As you probably have heard by now, Alaska Airlines management is planning to phase out the old Jeppesen Maestro/eMaestro system and switch to the new Jeppesen Crew Tracking Enterprise on the evening of September 30th. Management recently announced all trip trading will be “temporarily” suspended for up to 78 hours during the cutover. Yes, you read that correctly: more than 3 days! (Full disclosure: Management plans to open up trading as soon as they believe it is safe to do so.)
The AFA Alaska Master Executive Council (MEC) and management have been discussing the impending transition in detail for many months now. The parties have thoroughly explored alternative options for trip trading during the cutover—including manual trading—and we’re all in agreement there is no viable method of keeping trip trading open during this period. That is where our agreement on the issue ends.

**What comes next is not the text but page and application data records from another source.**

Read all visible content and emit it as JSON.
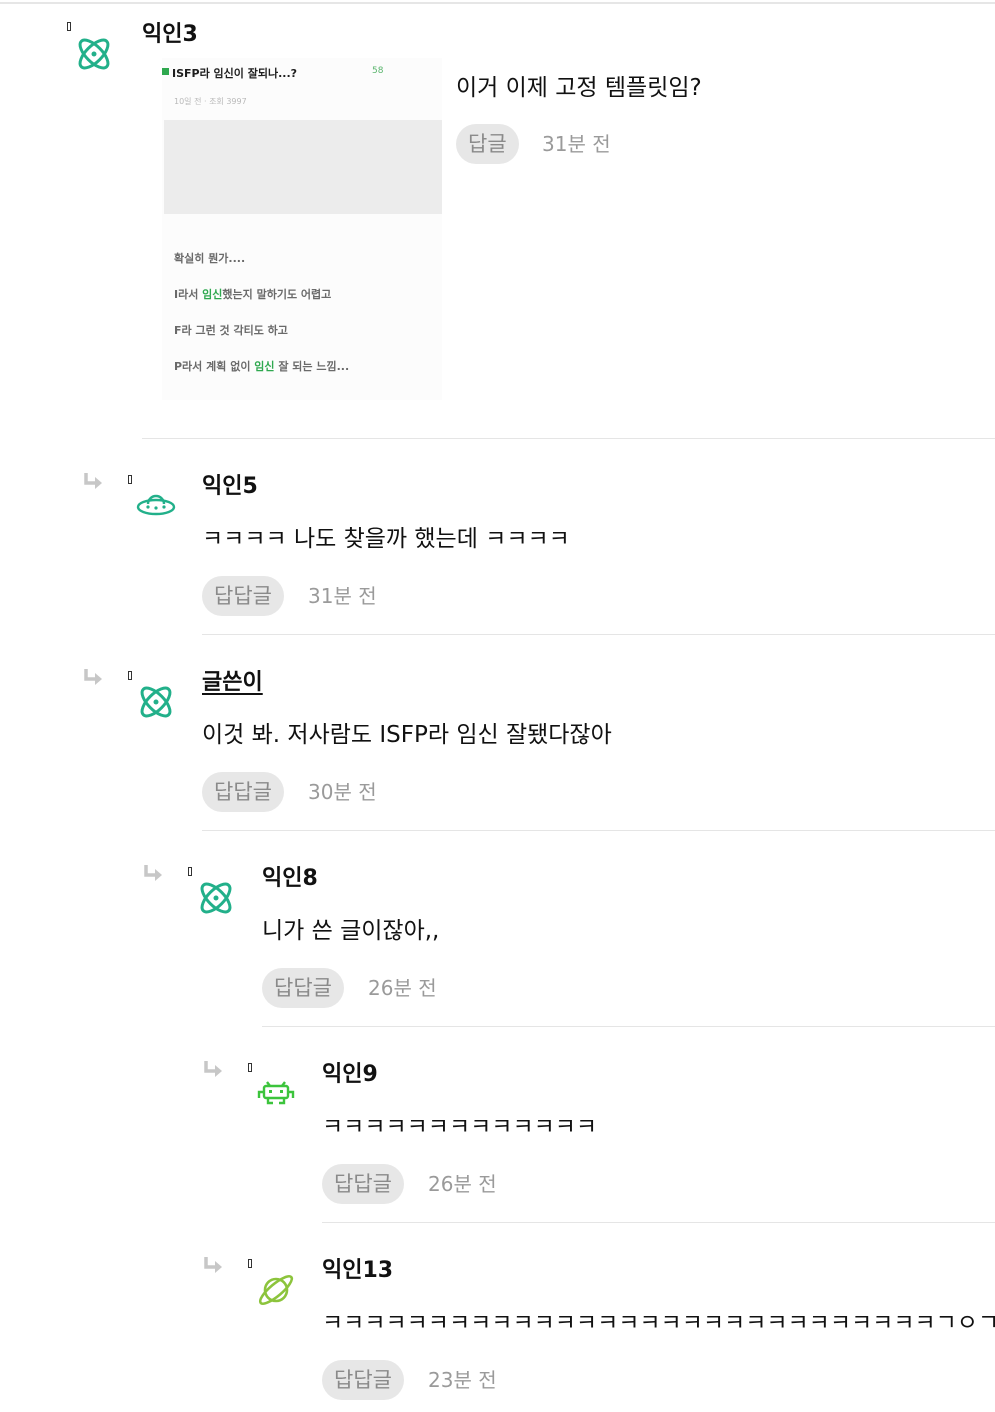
{
  "comments": [
    {
      "nickname": "익인3",
      "avatar": "atom-icon",
      "attachment": {
        "title": "ISFP라 임신이 잘되나...?",
        "count": "58",
        "meta": "10일 전 · 조회 3997",
        "lines": [
          {
            "before": "확실히 뭔가....",
            "highlight": "",
            "after": ""
          },
          {
            "before": "I라서 ",
            "highlight": "임신",
            "after": "했는지 말하기도 어렵고"
          },
          {
            "before": "F라 그런 것 각티도 하고",
            "highlight": "",
            "after": ""
          },
          {
            "before": "P라서 계획 없이 ",
            "highlight": "임신",
            "after": " 잘 되는 느낌..."
          }
        ]
      },
      "text": "이거 이제 고정 템플릿임?",
      "reply_label": "답글",
      "time": "31분 전"
    },
    {
      "nickname": "익인5",
      "avatar": "ufo-icon",
      "text": "ㅋㅋㅋㅋ 나도 찾을까 했는데 ㅋㅋㅋㅋ",
      "reply_label": "답답글",
      "time": "31분 전"
    },
    {
      "nickname": "글쓴이",
      "avatar": "atom-icon",
      "text": "이것 봐. 저사람도 ISFP라 임신 잘됐다잖아",
      "reply_label": "답답글",
      "time": "30분 전"
    },
    {
      "nickname": "익인8",
      "avatar": "atom-icon",
      "text": "니가 쓴 글이잖아,,",
      "reply_label": "답답글",
      "time": "26분 전"
    },
    {
      "nickname": "익인9",
      "avatar": "space-invader-icon",
      "text": "ㅋㅋㅋㅋㅋㅋㅋㅋㅋㅋㅋㅋㅋ",
      "reply_label": "답답글",
      "time": "26분 전"
    },
    {
      "nickname": "익인13",
      "avatar": "planet-icon",
      "text": "ㅋㅋㅋㅋㅋㅋㅋㅋㅋㅋㅋㅋㅋㅋㅋㅋㅋㅋㅋㅋㅋㅋㅋㅋㅋㅋㅋㅋㅋㄱㅇㄱ",
      "reply_label": "답답글",
      "time": "23분 전"
    }
  ],
  "colors": {
    "accent_green": "#22b08a",
    "invader_green": "#3cc43c",
    "planet_green": "#8cc43c",
    "button_bg": "#e7e7e7",
    "time_gray": "#9a9a9a"
  }
}
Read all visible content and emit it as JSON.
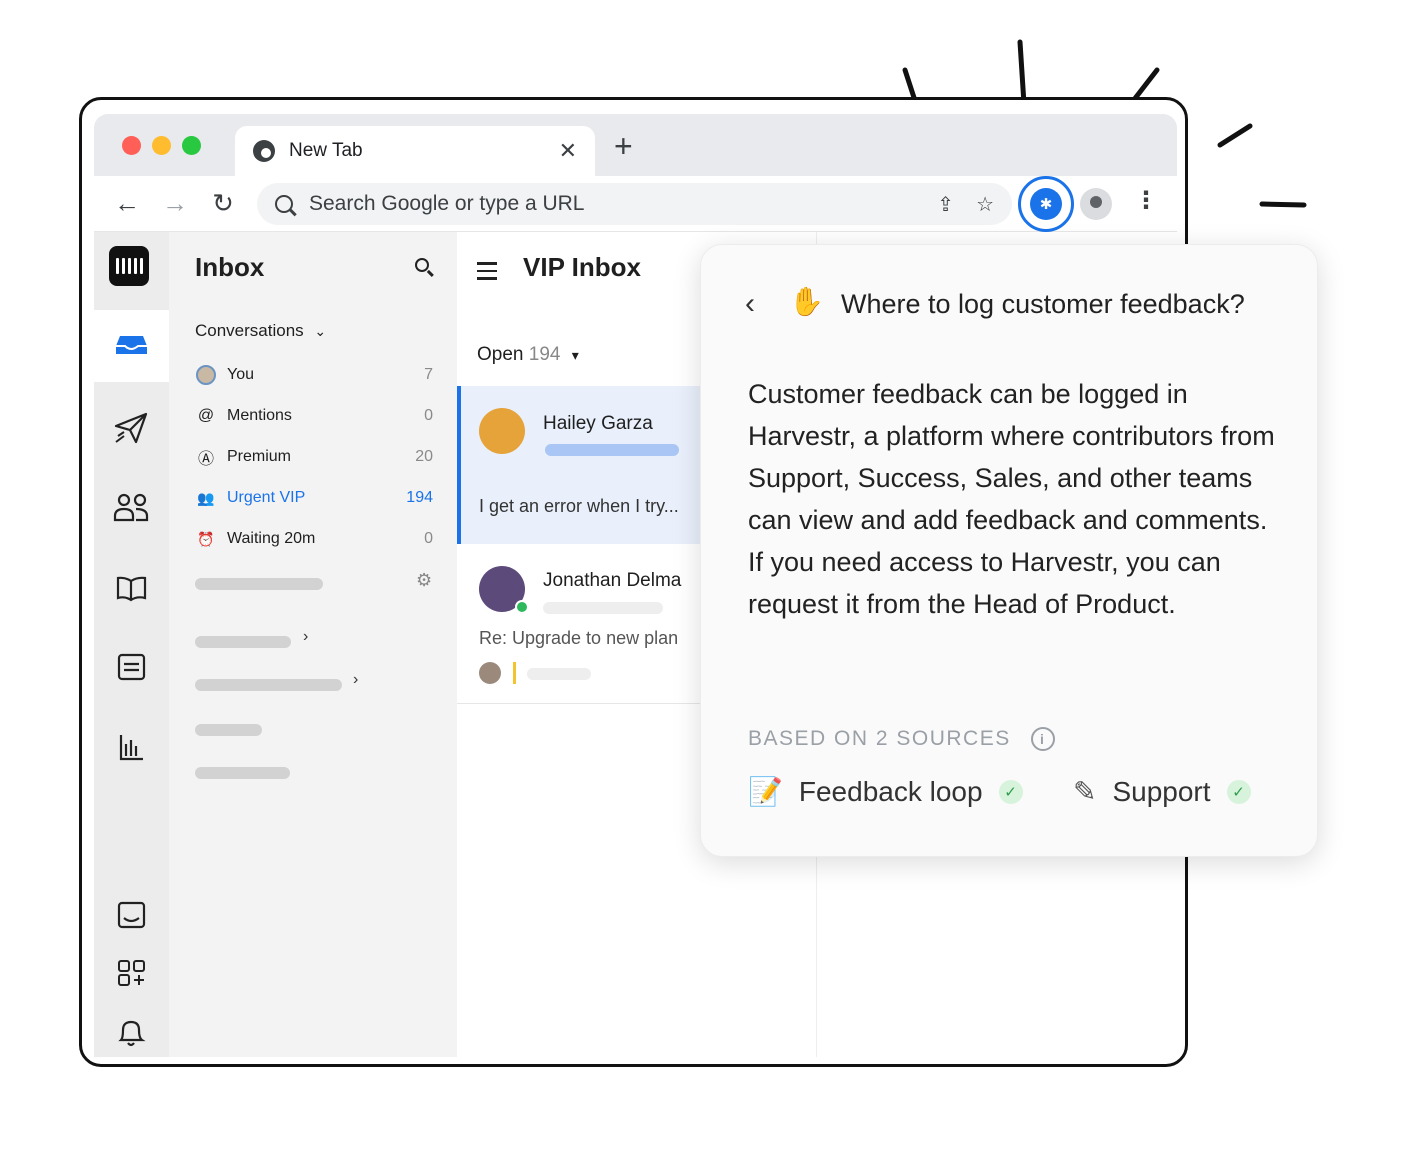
{
  "browser": {
    "tab_title": "New Tab",
    "tab_close": "✕",
    "new_tab": "+",
    "back": "←",
    "forward": "→",
    "reload": "↻",
    "omnibox_placeholder": "Search Google or type a URL",
    "share_icon": "⇪",
    "star_icon": "☆",
    "menu": "⋮",
    "traffic_lights": [
      "#ff5f57",
      "#febc2e",
      "#28c840"
    ],
    "accent": "#1a73e8"
  },
  "rail": {
    "icons": [
      "inbox-icon",
      "paper-plane-icon",
      "contacts-icon",
      "book-icon",
      "articles-icon",
      "reports-icon",
      "messenger-icon",
      "apps-icon",
      "bell-icon"
    ]
  },
  "sidebar": {
    "title": "Inbox",
    "section": "Conversations",
    "section_chevron": "⌄",
    "items": [
      {
        "label": "You",
        "count": "7"
      },
      {
        "label": "Mentions",
        "count": "0",
        "icon": "@"
      },
      {
        "label": "Premium",
        "count": "20",
        "icon": "Ⓐ"
      },
      {
        "label": "Urgent VIP",
        "count": "194",
        "icon": "👥"
      },
      {
        "label": "Waiting 20m",
        "count": "0",
        "icon": "⏰"
      }
    ],
    "gear": "⚙",
    "chevron": "›"
  },
  "conversations": {
    "title": "VIP Inbox",
    "filter_label": "Open",
    "filter_count": "194",
    "filter_caret": "▾",
    "list": [
      {
        "name": "Hailey Garza",
        "preview": "I get an error when I try..."
      },
      {
        "name": "Jonathan Delma",
        "preview": "Re: Upgrade to new plan"
      }
    ]
  },
  "card": {
    "back": "‹",
    "hand_icon": "✋",
    "title": "Where to log customer feedback?",
    "body": "Customer feedback can be logged in Harvestr, a platform where contributors from Support, Success, Sales, and other teams can view and add feedback and comments. If you need access to Harvestr, you can request it from the Head of Product.",
    "sources_label": "BASED ON 2 SOURCES",
    "info": "i",
    "sources": [
      {
        "label": "Feedback loop",
        "icon": "📝",
        "check": "✓"
      },
      {
        "label": "Support",
        "icon": "✎",
        "check": "✓"
      }
    ]
  }
}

Although the MEC recognizes that Maestro/eMaestro is antiquated, the MEC also knows that having trading completely suspended for that length of time is unacceptable to our members—and unprecedented. It is also a contractual violation: CBA §12.C.1. [Exchange of Sequences: Trading Procedures] “The Company will provide and maintain a real-time electronic system for processing sequence trades, pick-ups, drops and give-aways.” Additionally, your AFA leadership anticipates the transition has the potential to significantly and very negatively impact the operation.

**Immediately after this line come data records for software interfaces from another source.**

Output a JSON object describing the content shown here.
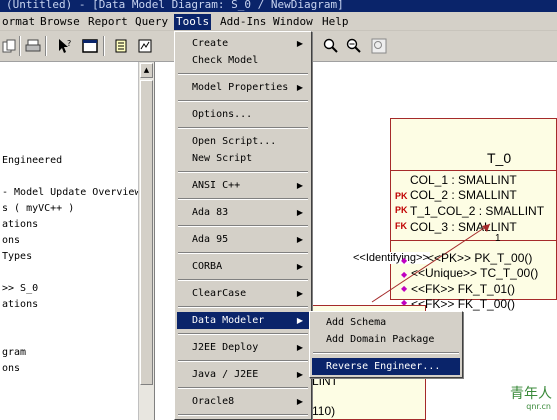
{
  "window": {
    "title": "(Untitled) - [Data Model Diagram: S_0 / NewDiagram]"
  },
  "menubar": {
    "items": [
      {
        "label": "ormat"
      },
      {
        "label": "Browse"
      },
      {
        "label": "Report"
      },
      {
        "label": "Query"
      },
      {
        "label": "Tools"
      },
      {
        "label": "Add-Ins"
      },
      {
        "label": "Window"
      },
      {
        "label": "Help"
      }
    ]
  },
  "toolbar": {
    "icons": [
      "copy-icon",
      "print-icon",
      "pointer-help-icon",
      "browser-icon",
      "notes-icon",
      "diagram-icon",
      "zoom-in-icon",
      "zoom-out-icon",
      "fit-icon"
    ]
  },
  "browser": {
    "lines": [
      "Engineered",
      "- Model Update Overview",
      "s ( myVC++ )",
      "ations",
      "ons",
      "Types",
      ">> S_0",
      "ations",
      "gram",
      "ons"
    ]
  },
  "tools_menu": {
    "items": [
      {
        "label": "Create",
        "has_submenu": true
      },
      {
        "label": "Check Model",
        "has_submenu": false
      },
      {
        "label": "Model Properties",
        "has_submenu": true
      },
      {
        "label": "Options...",
        "has_submenu": false
      },
      {
        "label": "Open Script...",
        "has_submenu": false
      },
      {
        "label": "New Script",
        "has_submenu": false
      },
      {
        "label": "ANSI C++",
        "has_submenu": true
      },
      {
        "label": "Ada 83",
        "has_submenu": true
      },
      {
        "label": "Ada 95",
        "has_submenu": true
      },
      {
        "label": "CORBA",
        "has_submenu": true
      },
      {
        "label": "ClearCase",
        "has_submenu": true
      },
      {
        "label": "Data Modeler",
        "has_submenu": true,
        "highlighted": true
      },
      {
        "label": "J2EE Deploy",
        "has_submenu": true
      },
      {
        "label": "Java / J2EE",
        "has_submenu": true
      },
      {
        "label": "Oracle8",
        "has_submenu": true
      },
      {
        "label": "",
        "has_submenu": true
      }
    ]
  },
  "data_modeler_submenu": {
    "items": [
      {
        "label": "Add Schema"
      },
      {
        "label": "Add Domain Package"
      },
      {
        "label": "Reverse Engineer...",
        "highlighted": true
      }
    ]
  },
  "entity": {
    "name": "T_0",
    "columns": [
      {
        "key": "",
        "text": "COL_1 : SMALLINT"
      },
      {
        "key": "PK",
        "text": "COL_2 : SMALLINT"
      },
      {
        "key": "PK",
        "text": "T_1_COL_2 : SMALLINT"
      },
      {
        "key": "FK",
        "text": "COL_3 : SMALLINT"
      }
    ],
    "multiplicity": "1",
    "relationship_label": "<<Identifying>>",
    "operations": [
      "<<PK>> PK_T_00()",
      "<<Unique>> TC_T_00()",
      "<<FK>> FK_T_01()",
      "<<FK>> FK_T_00()"
    ]
  },
  "entity2": {
    "lines": [
      "LINT",
      "110)"
    ]
  },
  "watermark": {
    "line1": "青年人",
    "line2": "qnr.cn"
  },
  "colors": {
    "menu_highlight": "#0a246a",
    "entity_fill": "#fdfde4",
    "entity_border": "#a52a2a",
    "key_text": "#c00000",
    "operation_icon": "#c000c0"
  }
}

The MEC has spent months attempting to negotiate provisions that would help take the sting out of such a major contractual violation and benefit the operation. As of this writing, the MEC regrets to inform you that the parties have been unable to reach an agreement on the cutover. In the MEC’s opinion, the tentatively agreed to provisions do not go far enough to acknowledge such a significant contractual violation, nor to make up for the disruption to Flight Attendant’s flexibility of schedule (which has been lacking these days anyway). Consequently, negotiations have stalled.
Your AFA leaders are sure you will agree that a simple “We apologize for the inconvenience” from management is not nearly enough. Although management is taking steps to minimize the impact, the MEC is also concerned the cutover could easily become an operational nightmare—unless additional measures are negotiated to supplement the existing staffing. Therefore, AFA Alaska calls upon Alaska Airlines management to renew negotiations with us as soon as possible.

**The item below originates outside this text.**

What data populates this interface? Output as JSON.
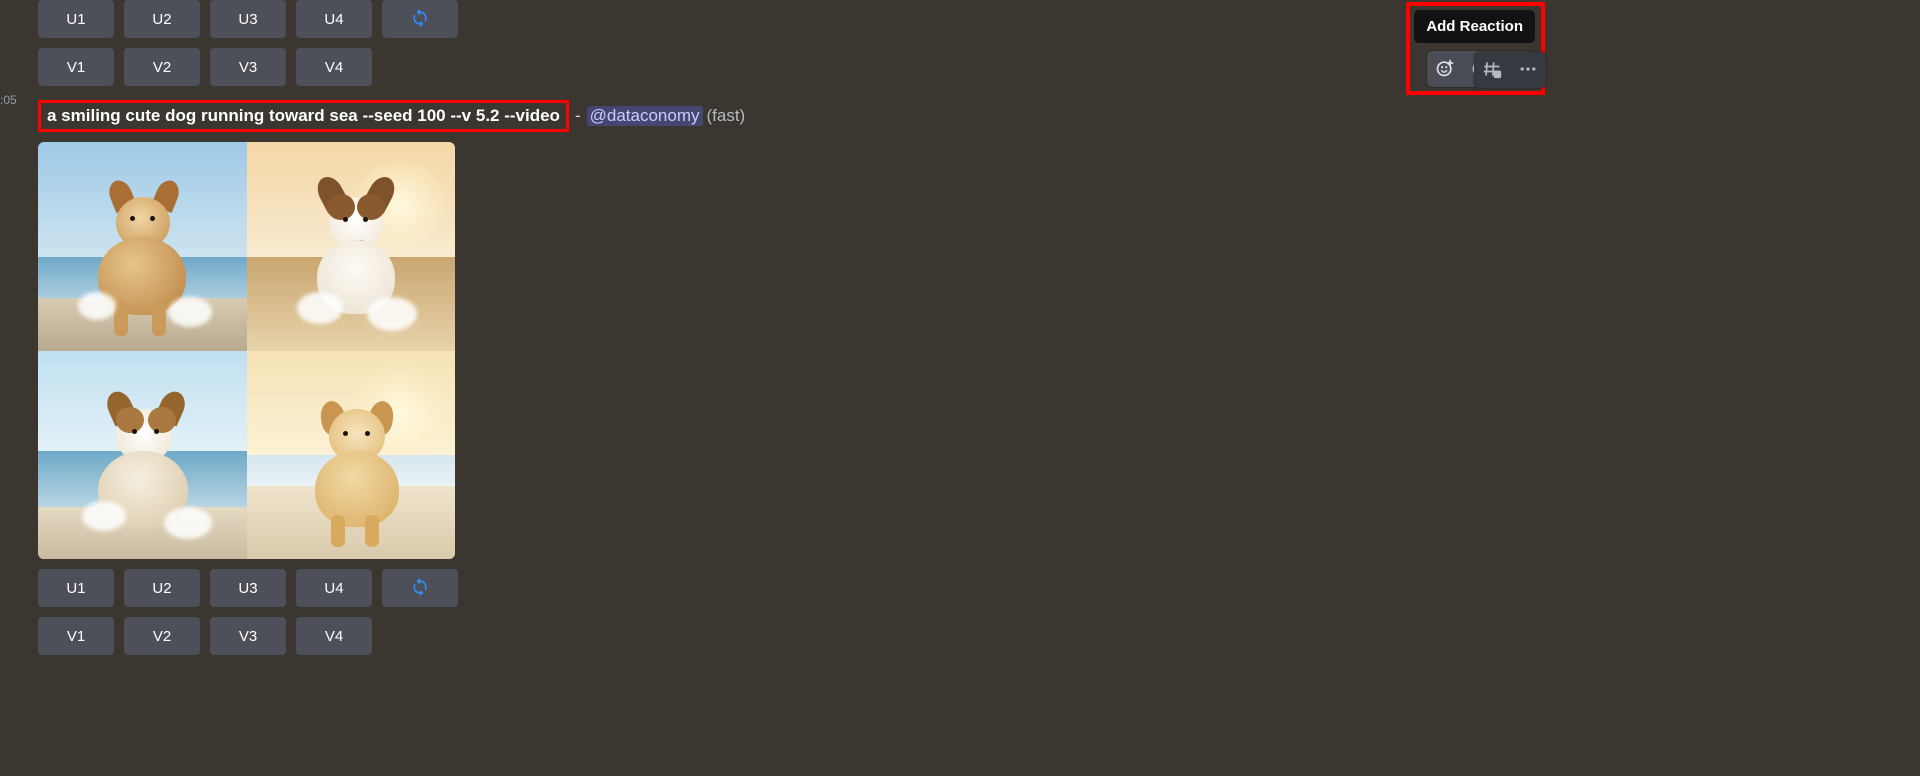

Be assured the MEC is continuing to passionately advocate for your interests, and we will not let this issue rest. Stay tuned for further developments!
Your MEC – Jeffrey Peterson, Brian Palmer, Yvette Satterlee, Lisa Pinkston, Laura Masserant, Cathy Gwynn, Tim Green and Brice McGee